723 F.2d 697 (9th Cir. 1984), 82-4643, Terry v. Enomoto

Docket Nº:82-4643.
Citation:723 F.2d 697
Party Name:Harold TERRY, Petitioner-Appellant, v. J.J. ENOMOTO, Respondent-Appellee.
Case Date:January 12, 1984
Court:United States Courts of Appeals, Court of Appeals for the Ninth Circuit

Page 697

723 F.2d 697 (9th Cir. 1984)

Harold TERRY, Petitioner-Appellant,


J.J. ENOMOTO, Respondent-Appellee.

No. 82-4643.

United States Court of Appeals, Ninth Circuit

January 12, 1984

Argued and Submitted Sept. 15, 1983.

Page 698

Thomas A. Volk, Sacramento, Cal., for petitioner-appellant.

Morris Lenk, Asst. Atty. Gen., Dept. of Justice, San Francisco, Cal., for respondent-appellee.

Appeal from the United States District Court for the Northern District of California.

Before DUNIWAY and FERGUSON, Circuit Judges, and GRANT, [*] District Judge.

DUNIWAY, Circuit Judge:

Habeas corpus. The district court denied the writ and Terry appeals. We affirm.

I. Facts.

Terry is a prisoner of California, having been convicted of first degree murders in 1965. At his trial he said that he was a professional thief, and had no other source of income. Before trial, he signed an affidavit in which he alleged that he owned no real property; had no money, none at home, in the bank, in jail property, owed to him, or anywhere else; no pension; tax refund, compensation; law suit; no stocks, bonds, jewelry, or insurance with surrender value. He asked to be defended by the public defender, and he was so defended.

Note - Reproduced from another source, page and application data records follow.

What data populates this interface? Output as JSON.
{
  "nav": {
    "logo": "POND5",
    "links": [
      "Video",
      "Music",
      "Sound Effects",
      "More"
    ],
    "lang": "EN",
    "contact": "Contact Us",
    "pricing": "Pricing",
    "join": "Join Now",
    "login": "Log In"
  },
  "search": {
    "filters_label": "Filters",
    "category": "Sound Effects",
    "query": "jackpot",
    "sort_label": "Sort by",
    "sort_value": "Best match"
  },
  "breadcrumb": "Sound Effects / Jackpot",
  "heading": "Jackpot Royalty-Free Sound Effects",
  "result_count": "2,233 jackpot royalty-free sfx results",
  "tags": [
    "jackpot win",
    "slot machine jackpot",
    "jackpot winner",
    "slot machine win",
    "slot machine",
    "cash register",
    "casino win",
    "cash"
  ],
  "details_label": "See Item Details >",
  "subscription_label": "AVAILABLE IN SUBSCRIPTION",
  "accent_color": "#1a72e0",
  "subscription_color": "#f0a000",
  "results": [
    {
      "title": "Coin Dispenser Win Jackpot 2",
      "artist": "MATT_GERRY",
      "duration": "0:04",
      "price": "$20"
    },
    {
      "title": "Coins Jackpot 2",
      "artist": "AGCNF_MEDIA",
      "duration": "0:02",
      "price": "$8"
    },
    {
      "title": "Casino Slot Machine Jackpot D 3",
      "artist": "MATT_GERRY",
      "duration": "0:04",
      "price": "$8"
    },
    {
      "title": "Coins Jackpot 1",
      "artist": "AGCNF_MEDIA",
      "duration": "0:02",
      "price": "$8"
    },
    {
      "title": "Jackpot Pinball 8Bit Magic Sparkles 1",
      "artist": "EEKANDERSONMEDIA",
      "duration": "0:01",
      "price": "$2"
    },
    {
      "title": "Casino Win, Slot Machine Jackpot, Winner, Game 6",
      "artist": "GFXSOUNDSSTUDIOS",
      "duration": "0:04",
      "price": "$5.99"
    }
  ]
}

When he was arrested on the murder charges, in March, 1965, the police seized a considerable quantity of property in his apartment and in the home of his estranged wife. Much of it was returned by the police to the persons whose homes had been burglarized by Terry. Sometime later, in 1973, the police disposed of what was left. He now says that among items of property seized were a $2,500 Waterford punch bowl service, a $3,600 oil painting, two Kangxi Chinese vases worth $11,500 each, and over $2,000 worth of fishing equipment, that he owned them, and that, if they had been returned to him, he could have sold them and employed counsel of his own choosing.

Terry was convicted in December, 1965. Since then, he has filed various state court petitions, and has petitioned for federal habeas

Page 699

corpus several times: Terry v. Nelson, N.D.Cal., No. C-70-2696-LHB; Terry v. Nelson, N.D.Cal., No. C-72-1491-LHB; Terry v. Craven, N.D.Cal., No. C-72-2272-LHB; Terry v. Craven, 9 Cir., February 4, 1974, No. 73-2265; Terry v. Craven, 9 Cir., 1976, 551 F.2d 313.

In 1977, Terry filed a civil rights action under 42 U.S.C. Sec. 1983 in federal...

To continue reading